Thursday, December 31, 2015
Skepticism 101 With Dr. Carl Sagan
I first read Carl Sagan’s classic book “The Demon Haunted World: Science as a Candle in the Dark” after returning to the United States from a Christian missionary boarding school in Germany. I had been there for two years and, before starting my journalism studies, I needed to inject a healthy dose of skepticism in my worldview diet.
Sagan’s book struck me like a lungful of fresh ocean air. There are many thinkers who inspire me with their poetic praise of skepticism and rational thinking (Thomas Paine and Baruch Spinoza come to mind). Sagan was perhaps the 20th Century’s greatest advocate of reason.
I recently revisited Sagan’s book over Christmas vacation, and I was impressed yet again by the beauty of the prose, the precision of the arguments and the staying power of a science book first published in 1997.
Sagan advocates the application of the scientific method to the majority (if not entirety) of problems and propositions that face us. He maintains that the method of science is applicable to those big questions that have been traditionally viewed as the territory of religion and God. But Sagan’s approach is not a cold, surgical one. His skepticism is inflected with wonder. “Skepticism must be a component of the explorer’s toolkit, or we will lose our way, ” Sagan writes. “There are wonders enough out there without our inventing any.”
Anyone who has read Sagan or watched his epic “Cosmos” show knows that Sagan was a man in awe of the Universe. Speaking of his parents, Sagan writes, “in introducing me simultaneously to skepticism and to wonder, they taught me the two uneasily cohabitating modes of thought that are central to the scientific method.”
Sagan has a great talent for boiling down complex and sometimes conflicting information and offering up a clear, cohesive idea.
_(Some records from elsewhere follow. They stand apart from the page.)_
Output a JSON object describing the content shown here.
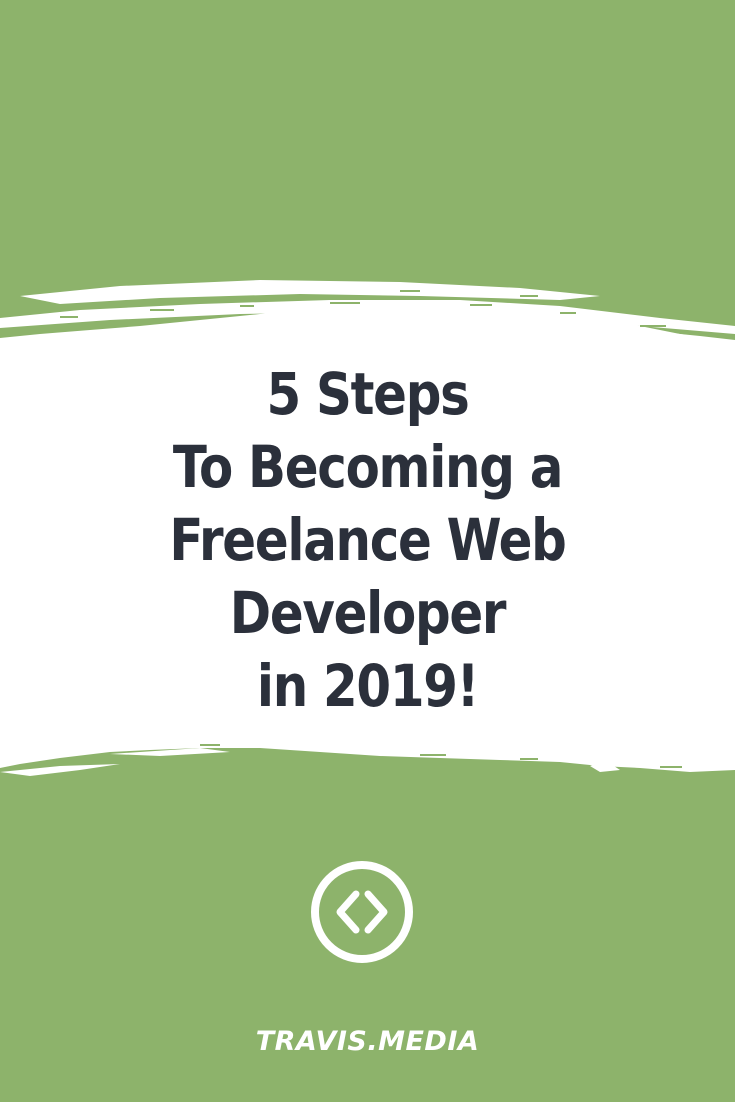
{
  "colors": {
    "background": "#8db36b",
    "band": "#ffffff",
    "title_text": "#2b303b",
    "brand_text": "#ffffff"
  },
  "title": {
    "lines": [
      "5 Steps",
      "To Becoming a",
      "Freelance Web",
      "Developer",
      "in 2019!"
    ]
  },
  "logo": {
    "icon": "code-brackets-icon"
  },
  "brand": {
    "name": "TRAVIS.MEDIA"
  }
}
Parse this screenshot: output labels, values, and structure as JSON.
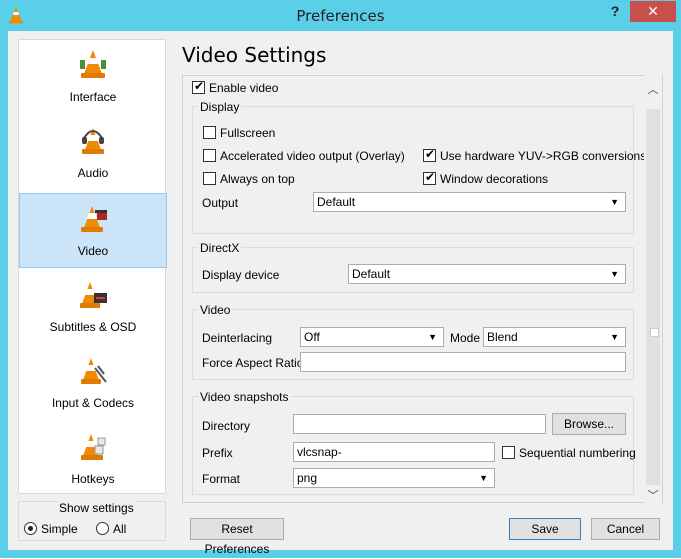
{
  "window": {
    "title": "Preferences",
    "help_glyph": "?",
    "close_glyph": "✕"
  },
  "sidebar": {
    "items": [
      {
        "label": "Interface",
        "icon": "cone-interface-icon"
      },
      {
        "label": "Audio",
        "icon": "cone-headphones-icon"
      },
      {
        "label": "Video",
        "icon": "cone-video-icon",
        "selected": true
      },
      {
        "label": "Subtitles & OSD",
        "icon": "cone-subtitles-icon"
      },
      {
        "label": "Input & Codecs",
        "icon": "cone-codecs-icon"
      },
      {
        "label": "Hotkeys",
        "icon": "cone-hotkeys-icon"
      }
    ],
    "show_settings": {
      "label": "Show settings",
      "simple": "Simple",
      "all": "All",
      "selected": "Simple"
    }
  },
  "main": {
    "heading": "Video Settings",
    "enable_video": {
      "label": "Enable video",
      "checked": true
    },
    "display": {
      "title": "Display",
      "fullscreen": {
        "label": "Fullscreen",
        "checked": false
      },
      "accel": {
        "label": "Accelerated video output (Overlay)",
        "checked": false
      },
      "on_top": {
        "label": "Always on top",
        "checked": false
      },
      "yuv": {
        "label": "Use hardware YUV->RGB conversions",
        "checked": true
      },
      "decorations": {
        "label": "Window decorations",
        "checked": true
      },
      "output_label": "Output",
      "output_value": "Default"
    },
    "directx": {
      "title": "DirectX",
      "device_label": "Display device",
      "device_value": "Default"
    },
    "video": {
      "title": "Video",
      "deinterlacing_label": "Deinterlacing",
      "deinterlacing_value": "Off",
      "mode_label": "Mode",
      "mode_value": "Blend",
      "aspect_label": "Force Aspect Ratio",
      "aspect_value": ""
    },
    "snapshots": {
      "title": "Video snapshots",
      "directory_label": "Directory",
      "directory_value": "",
      "browse": "Browse...",
      "prefix_label": "Prefix",
      "prefix_value": "vlcsnap-",
      "sequential": {
        "label": "Sequential numbering",
        "checked": false
      },
      "format_label": "Format",
      "format_value": "png"
    }
  },
  "buttons": {
    "reset": "Reset Preferences",
    "save": "Save",
    "cancel": "Cancel"
  },
  "colors": {
    "titlebar": "#5ccfe8",
    "close": "#c7504a",
    "selected": "#cce4f7"
  }
}
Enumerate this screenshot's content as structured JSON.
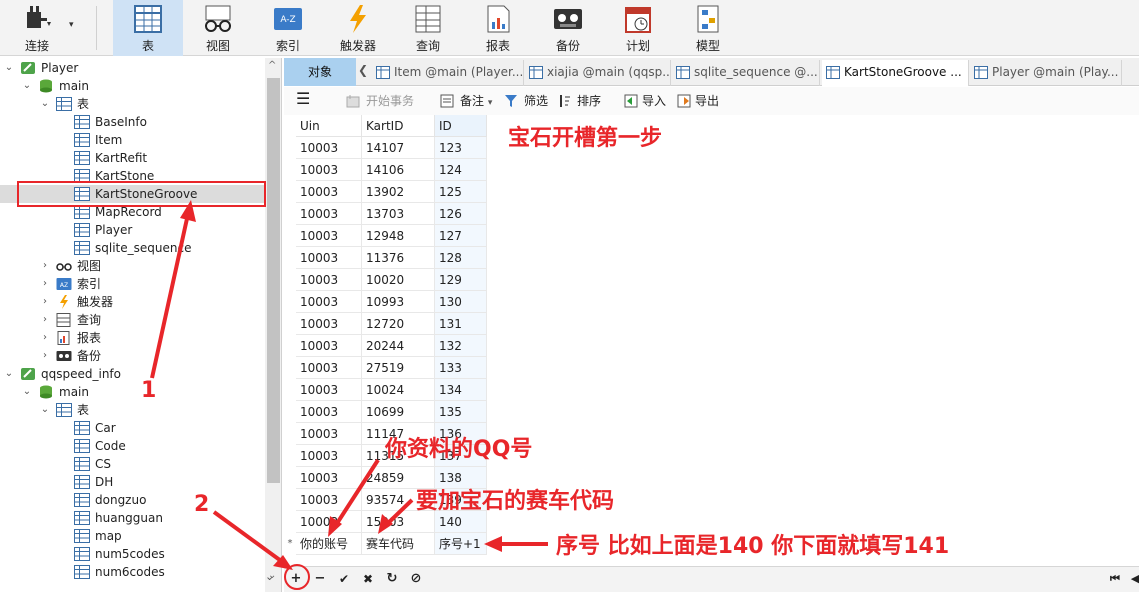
{
  "toolbar": {
    "buttons": [
      {
        "label": "连接"
      },
      {
        "label": "表"
      },
      {
        "label": "视图"
      },
      {
        "label": "索引"
      },
      {
        "label": "触发器"
      },
      {
        "label": "查询"
      },
      {
        "label": "报表"
      },
      {
        "label": "备份"
      },
      {
        "label": "计划"
      },
      {
        "label": "模型"
      }
    ],
    "index_icon_text": "A-Z"
  },
  "tree": {
    "db1": {
      "name": "Player",
      "schema": "main",
      "tables_label": "表",
      "tables": [
        "BaseInfo",
        "Item",
        "KartRefit",
        "KartStone",
        "KartStoneGroove",
        "MapRecord",
        "Player",
        "sqlite_sequence"
      ],
      "groups": [
        "视图",
        "索引",
        "触发器",
        "查询",
        "报表",
        "备份"
      ]
    },
    "db2": {
      "name": "qqspeed_info",
      "schema": "main",
      "tables_label": "表",
      "tables": [
        "Car",
        "Code",
        "CS",
        "DH",
        "dongzuo",
        "huangguan",
        "map",
        "num5codes",
        "num6codes"
      ]
    }
  },
  "tabs": {
    "objects_label": "对象",
    "items": [
      "Item @main (Player...",
      "xiajia @main (qqsp...",
      "sqlite_sequence @...",
      "KartStoneGroove ...",
      "Player @main (Play..."
    ]
  },
  "subbar": {
    "begin_tx": "开始事务",
    "note": "备注",
    "filter": "筛选",
    "sort": "排序",
    "import": "导入",
    "export": "导出"
  },
  "grid": {
    "columns": [
      "Uin",
      "KartID",
      "ID"
    ],
    "rows": [
      [
        "10003",
        "14107",
        "123"
      ],
      [
        "10003",
        "14106",
        "124"
      ],
      [
        "10003",
        "13902",
        "125"
      ],
      [
        "10003",
        "13703",
        "126"
      ],
      [
        "10003",
        "12948",
        "127"
      ],
      [
        "10003",
        "11376",
        "128"
      ],
      [
        "10003",
        "10020",
        "129"
      ],
      [
        "10003",
        "10993",
        "130"
      ],
      [
        "10003",
        "12720",
        "131"
      ],
      [
        "10003",
        "20244",
        "132"
      ],
      [
        "10003",
        "27519",
        "133"
      ],
      [
        "10003",
        "10024",
        "134"
      ],
      [
        "10003",
        "10699",
        "135"
      ],
      [
        "10003",
        "11147",
        "136"
      ],
      [
        "10003",
        "11315",
        "137"
      ],
      [
        "10003",
        "24859",
        "138"
      ],
      [
        "10003",
        "93574",
        "139"
      ],
      [
        "10003",
        "15203",
        "140"
      ]
    ],
    "new_row": {
      "marker": "*",
      "uin": "你的账号",
      "kart": "赛车代码",
      "id": "序号+1"
    }
  },
  "bottombar": {
    "add": "+",
    "delete": "−",
    "apply": "✔",
    "cancel": "✖",
    "refresh": "↻",
    "stop": "⊘"
  },
  "annotations": {
    "step_title": "宝石开槽第一步",
    "qq_note": "你资料的QQ号",
    "kart_note": "要加宝石的赛车代码",
    "id_note": "序号  比如上面是140  你下面就填写141",
    "num1": "1",
    "num2": "2"
  },
  "colors": {
    "annotation": "#e8262a",
    "selected_tab": "#aad0ef",
    "toolbar_active": "#cfe2f5"
  }
}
The idea that sticks with me most (and I think it's the core of Sagan's thesis) is as follows:
“At the heart of science is an essential balance between two seemingly contradictory attitudes – an openness to new ideas, no matter how bizarre or counterintuitive, and the most ruthlessly skeptical scrutiny of all ideas, old and new. This is how deep truths are winnowed from deep nonsense.”
In a different passage, he offers up this wisdom:
“If you’re only skeptical, then no new ideas make it through to you. You never learn anything. You become a crotchety misanthrope convinced that nonsense is ruling the world. (There is, of course, much data to support you.)” But, Sagan argues: “At the same time, science requires the most vigorous and uncompromising skepticism, because the vast majority of ideas are simply wrong, and the only way to winnow the wheat from the chaff is by critical experiment and analysis.”
I won’t attempt to break down and analyze the book bit by bit — that would be a fool’s errand. But this book continues to have a lasting impact on science writing, skepticism and rational thinking.
Anyone who grew up learning about intelligent design should give this a read. Anyone who claims to be a “climate skeptic” should crack open this book immediately. Anyone who thinks crop circles are evidence of extraterrestrial meddling, ditto.
There are a host of pressing issues facing humankind in the 21st Century. Climate change, depletion of natural resources, diseases, food security, clean water supply, space exploration, etc., etc., etc. These challenges are best met with the full force of a scientifically literate public. I’m no scientist and, odds are, neither are you. But for those of us concerned with these challenges, this book is a great place to start.